Meisters' Two Ears Theorem
A polygon is a closed piecewise linear curve. A non-self-intersecting polygon is called simple. A (polygonal) ear is a triple of successive vertices A, B, C of a polygon such that AC is a diagonal that lies entirely in the interior of the polygon. B is naturally called the tip of the ear. The statement is known as Meisters' Two Ears Theorem.
- G. H. Meisters, Principal Vertices, Exposed Points, and Ears, Amer. Math. Monthly 87, 284-285, 1980
The proof is based on the existence of a (diagonal) triangulation of polygons: every polygon can be split into triangles by some of its diagonals. We first establish a preliminary result:
Every triangulation of an n-gon has (n-2)-triangles formed by (n-3) diagonals.

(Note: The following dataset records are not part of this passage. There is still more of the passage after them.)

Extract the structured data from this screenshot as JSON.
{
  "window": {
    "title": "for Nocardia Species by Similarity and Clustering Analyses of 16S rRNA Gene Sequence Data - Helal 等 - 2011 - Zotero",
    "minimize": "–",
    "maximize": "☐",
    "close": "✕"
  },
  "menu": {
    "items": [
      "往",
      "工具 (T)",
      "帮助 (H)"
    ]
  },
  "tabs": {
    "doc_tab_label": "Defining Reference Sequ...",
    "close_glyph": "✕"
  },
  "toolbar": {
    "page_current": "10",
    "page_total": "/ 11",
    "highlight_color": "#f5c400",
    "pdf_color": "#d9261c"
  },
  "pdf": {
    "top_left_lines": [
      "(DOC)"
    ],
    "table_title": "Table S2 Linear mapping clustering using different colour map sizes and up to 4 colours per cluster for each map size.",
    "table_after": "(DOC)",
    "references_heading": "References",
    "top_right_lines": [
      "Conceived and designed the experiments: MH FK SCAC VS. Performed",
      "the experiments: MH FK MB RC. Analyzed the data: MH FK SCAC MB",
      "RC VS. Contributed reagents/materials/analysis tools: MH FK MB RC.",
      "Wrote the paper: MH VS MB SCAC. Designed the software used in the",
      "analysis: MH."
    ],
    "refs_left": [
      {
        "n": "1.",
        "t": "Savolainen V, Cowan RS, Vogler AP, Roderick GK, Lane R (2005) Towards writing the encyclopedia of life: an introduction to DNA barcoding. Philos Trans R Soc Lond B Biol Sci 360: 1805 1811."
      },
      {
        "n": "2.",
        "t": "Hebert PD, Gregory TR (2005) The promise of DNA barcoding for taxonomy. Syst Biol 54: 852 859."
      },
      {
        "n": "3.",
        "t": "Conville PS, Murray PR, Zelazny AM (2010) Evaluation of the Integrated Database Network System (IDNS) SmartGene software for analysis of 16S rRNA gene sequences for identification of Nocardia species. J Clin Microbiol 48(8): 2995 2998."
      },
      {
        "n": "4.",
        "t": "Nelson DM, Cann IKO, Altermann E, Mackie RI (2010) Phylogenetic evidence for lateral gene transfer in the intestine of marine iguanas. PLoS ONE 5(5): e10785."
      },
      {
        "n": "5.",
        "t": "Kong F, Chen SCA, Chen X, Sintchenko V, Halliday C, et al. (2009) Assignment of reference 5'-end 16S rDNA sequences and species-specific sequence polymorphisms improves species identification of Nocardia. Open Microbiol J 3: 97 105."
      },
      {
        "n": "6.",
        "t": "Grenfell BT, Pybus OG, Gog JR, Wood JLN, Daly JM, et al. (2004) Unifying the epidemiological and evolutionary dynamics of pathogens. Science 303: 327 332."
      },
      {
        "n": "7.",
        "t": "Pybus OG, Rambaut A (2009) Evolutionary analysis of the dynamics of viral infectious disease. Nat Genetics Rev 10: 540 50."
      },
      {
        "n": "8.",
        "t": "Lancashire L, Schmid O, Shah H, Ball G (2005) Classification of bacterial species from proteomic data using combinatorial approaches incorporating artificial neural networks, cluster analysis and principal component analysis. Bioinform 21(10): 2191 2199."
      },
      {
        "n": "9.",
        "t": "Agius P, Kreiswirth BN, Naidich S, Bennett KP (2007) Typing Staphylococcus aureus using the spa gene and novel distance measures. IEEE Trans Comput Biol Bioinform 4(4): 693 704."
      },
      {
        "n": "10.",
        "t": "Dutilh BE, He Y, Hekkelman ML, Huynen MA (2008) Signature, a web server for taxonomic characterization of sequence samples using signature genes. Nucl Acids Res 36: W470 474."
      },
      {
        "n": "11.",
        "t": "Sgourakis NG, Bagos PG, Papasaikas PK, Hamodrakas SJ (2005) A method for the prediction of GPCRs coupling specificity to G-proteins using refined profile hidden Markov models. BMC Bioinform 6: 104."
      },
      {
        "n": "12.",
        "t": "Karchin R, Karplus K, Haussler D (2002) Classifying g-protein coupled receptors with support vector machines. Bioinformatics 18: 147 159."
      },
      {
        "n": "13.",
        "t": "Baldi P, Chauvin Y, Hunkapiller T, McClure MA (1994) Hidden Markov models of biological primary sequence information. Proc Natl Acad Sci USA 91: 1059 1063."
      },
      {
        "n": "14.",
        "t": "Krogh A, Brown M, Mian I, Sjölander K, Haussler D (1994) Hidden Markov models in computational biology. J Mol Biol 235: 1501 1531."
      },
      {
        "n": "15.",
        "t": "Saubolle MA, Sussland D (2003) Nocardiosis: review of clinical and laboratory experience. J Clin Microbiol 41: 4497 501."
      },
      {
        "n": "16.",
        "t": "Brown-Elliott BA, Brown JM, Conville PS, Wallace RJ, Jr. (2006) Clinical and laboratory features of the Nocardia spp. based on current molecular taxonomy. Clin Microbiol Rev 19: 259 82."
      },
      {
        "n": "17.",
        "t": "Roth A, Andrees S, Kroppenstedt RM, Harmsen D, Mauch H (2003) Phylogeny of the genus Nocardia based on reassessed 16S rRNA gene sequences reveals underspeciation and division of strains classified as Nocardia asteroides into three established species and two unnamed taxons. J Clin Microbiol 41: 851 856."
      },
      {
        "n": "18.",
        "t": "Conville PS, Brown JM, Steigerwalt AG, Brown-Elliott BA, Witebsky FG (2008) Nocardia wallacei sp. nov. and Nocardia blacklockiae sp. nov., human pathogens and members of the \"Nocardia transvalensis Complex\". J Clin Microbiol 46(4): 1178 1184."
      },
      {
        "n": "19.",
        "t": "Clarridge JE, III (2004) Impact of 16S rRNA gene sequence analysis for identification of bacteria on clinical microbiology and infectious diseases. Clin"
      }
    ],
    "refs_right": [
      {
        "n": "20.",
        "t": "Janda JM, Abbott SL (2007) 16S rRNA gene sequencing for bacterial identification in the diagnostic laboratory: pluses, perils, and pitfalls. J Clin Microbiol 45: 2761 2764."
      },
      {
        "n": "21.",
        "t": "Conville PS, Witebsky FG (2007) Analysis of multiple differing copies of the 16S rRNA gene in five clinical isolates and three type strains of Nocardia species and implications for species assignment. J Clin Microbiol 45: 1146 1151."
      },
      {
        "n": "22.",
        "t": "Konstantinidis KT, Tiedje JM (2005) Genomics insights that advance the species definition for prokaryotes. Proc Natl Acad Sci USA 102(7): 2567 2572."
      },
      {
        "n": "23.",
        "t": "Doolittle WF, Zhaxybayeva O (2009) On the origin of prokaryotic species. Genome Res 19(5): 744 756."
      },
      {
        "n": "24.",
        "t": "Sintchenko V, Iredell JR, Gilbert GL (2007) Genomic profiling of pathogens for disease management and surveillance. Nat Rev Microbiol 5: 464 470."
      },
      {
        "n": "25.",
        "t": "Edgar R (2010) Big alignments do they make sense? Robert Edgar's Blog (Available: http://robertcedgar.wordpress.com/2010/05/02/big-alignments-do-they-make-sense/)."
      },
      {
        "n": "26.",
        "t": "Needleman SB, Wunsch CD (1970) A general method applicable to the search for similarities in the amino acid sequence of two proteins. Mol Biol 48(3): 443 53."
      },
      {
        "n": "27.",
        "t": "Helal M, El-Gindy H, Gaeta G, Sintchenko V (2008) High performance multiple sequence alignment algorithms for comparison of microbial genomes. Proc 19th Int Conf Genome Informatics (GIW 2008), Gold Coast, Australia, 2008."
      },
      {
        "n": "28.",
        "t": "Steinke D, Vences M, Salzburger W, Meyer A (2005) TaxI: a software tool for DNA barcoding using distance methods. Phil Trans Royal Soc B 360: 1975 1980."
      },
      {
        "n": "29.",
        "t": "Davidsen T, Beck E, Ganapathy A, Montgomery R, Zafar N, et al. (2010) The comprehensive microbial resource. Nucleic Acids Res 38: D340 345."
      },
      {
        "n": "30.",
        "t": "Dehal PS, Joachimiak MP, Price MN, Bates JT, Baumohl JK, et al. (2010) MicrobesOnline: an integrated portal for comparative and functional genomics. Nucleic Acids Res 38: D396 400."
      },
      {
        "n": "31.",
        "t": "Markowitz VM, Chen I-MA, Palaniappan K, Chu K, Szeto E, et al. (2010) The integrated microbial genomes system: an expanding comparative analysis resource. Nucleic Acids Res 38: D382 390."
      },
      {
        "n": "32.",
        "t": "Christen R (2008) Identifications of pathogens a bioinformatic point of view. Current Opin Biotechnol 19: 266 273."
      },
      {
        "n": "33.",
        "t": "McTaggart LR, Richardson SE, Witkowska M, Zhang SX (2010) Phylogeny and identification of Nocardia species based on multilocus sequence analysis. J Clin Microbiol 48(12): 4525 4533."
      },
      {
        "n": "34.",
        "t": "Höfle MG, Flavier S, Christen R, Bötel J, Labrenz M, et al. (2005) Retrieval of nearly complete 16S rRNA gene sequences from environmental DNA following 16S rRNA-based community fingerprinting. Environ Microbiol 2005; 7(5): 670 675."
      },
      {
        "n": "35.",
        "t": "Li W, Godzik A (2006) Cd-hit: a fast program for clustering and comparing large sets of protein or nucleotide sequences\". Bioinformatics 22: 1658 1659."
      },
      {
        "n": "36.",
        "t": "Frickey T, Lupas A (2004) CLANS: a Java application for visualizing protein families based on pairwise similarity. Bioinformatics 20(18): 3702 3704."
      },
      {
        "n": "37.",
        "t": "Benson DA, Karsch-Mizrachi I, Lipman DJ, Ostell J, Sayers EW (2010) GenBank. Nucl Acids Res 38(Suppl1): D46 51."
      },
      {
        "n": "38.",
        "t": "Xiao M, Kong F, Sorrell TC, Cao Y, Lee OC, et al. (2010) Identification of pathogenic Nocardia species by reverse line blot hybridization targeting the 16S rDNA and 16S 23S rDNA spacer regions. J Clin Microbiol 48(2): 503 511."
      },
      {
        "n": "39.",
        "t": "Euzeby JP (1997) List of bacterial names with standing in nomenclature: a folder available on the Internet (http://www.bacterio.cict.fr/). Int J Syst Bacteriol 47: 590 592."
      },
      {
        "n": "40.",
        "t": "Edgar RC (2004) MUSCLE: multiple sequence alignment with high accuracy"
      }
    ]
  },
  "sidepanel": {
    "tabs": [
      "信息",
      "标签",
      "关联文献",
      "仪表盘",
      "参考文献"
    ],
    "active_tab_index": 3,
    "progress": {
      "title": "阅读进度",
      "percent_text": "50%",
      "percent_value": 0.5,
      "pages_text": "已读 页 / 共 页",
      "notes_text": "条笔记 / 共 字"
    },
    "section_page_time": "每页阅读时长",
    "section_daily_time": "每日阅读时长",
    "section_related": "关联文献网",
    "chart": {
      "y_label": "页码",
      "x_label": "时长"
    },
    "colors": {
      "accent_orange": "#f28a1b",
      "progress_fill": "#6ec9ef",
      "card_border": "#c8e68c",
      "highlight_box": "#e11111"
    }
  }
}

The proof is by induction. If n = 3, the assertion is trivially true. Assume the statement holds for all
(n - 2) + (m - 2) = (K + 2) - 4 = K - 2
triangles, as required. The number of the diagonals is
(n - 3) + (m - 3) + 1 = K + 2 - 5 = K - 3.
Now, for the proof of the main statement. Consider a triangulation of an n-gon, with
(There is another proof of the theorem based on Graph Theory.)
- S. L. Devadoss, J. O'Rourke, Discrete and Computational Geometry, Princeton University Press, 2012